Interactive Video Modules and Student Absenteeism in the Pottery Classroom
MetadataShow full item record
Student absenteeism in public school classrooms creates a multitude of problems, especially in courses designed for whole group instruction and frequent teacher feedback; and which introduce learners to unfamiliar, complex skills and processes. This study was created to determine whether or adding interactive video modules of key pottery demonstrations to traditional classroom instruction would help address negative effects of student absenteeism. Also important to the researcher was to determine whether or not addition of the videos would affect student control of learning and current desirable classroom dynamics. This study describes how data was collected through student interviews, surveys, and artwork; teacher observations and computer log sheets.
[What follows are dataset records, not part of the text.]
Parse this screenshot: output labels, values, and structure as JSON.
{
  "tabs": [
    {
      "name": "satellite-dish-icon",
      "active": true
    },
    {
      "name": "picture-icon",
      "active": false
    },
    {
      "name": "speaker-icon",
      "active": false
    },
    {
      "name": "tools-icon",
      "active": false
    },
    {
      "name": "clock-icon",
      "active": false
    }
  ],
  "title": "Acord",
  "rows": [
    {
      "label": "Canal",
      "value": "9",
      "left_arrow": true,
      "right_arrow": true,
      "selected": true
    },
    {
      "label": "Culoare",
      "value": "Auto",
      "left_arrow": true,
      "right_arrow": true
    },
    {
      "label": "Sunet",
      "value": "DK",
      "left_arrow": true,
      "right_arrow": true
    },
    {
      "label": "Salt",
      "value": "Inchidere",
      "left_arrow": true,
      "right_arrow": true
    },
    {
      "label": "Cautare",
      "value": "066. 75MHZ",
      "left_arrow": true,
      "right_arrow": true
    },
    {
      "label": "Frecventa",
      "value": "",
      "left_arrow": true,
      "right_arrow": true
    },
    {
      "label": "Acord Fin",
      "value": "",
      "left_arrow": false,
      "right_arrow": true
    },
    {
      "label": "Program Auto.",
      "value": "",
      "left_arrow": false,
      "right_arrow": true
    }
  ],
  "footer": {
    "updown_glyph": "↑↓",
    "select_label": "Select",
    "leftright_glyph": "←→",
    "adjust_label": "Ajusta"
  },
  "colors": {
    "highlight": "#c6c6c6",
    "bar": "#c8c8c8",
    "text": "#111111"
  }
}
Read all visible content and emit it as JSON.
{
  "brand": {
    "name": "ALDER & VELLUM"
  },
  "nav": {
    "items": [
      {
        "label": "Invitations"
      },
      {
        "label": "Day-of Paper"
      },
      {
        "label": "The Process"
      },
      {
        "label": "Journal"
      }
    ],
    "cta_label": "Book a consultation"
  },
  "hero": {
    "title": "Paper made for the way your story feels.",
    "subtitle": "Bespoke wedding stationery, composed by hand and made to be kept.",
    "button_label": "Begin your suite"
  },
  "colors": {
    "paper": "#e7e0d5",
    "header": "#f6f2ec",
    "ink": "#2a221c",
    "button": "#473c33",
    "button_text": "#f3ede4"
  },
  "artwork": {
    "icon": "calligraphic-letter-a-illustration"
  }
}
Ninth through twelfth grade students enrolled in the Pottery Foundations curriculum at Bald Eagle Area School in Wingate, PA demonstrated understandings of pottery processes delivered through the interactive video modules at least equally comparable to understandings delivered through live teacher demonstrations. Use of the videos had tremendous benefits in the classroom, some hoped for and others not anticipated but nevertheless desirable. The author applied understandings achieved through the study to current teaching strategies in all ceramics course curricula to address the negative effects of student absenteeism, give students greater control of learning, and to increase student understanding of key ceramic processes and concepts applicable to art making. Further investigation of additional technologies to enhance teaching methods in the pottery classroom will be investigated.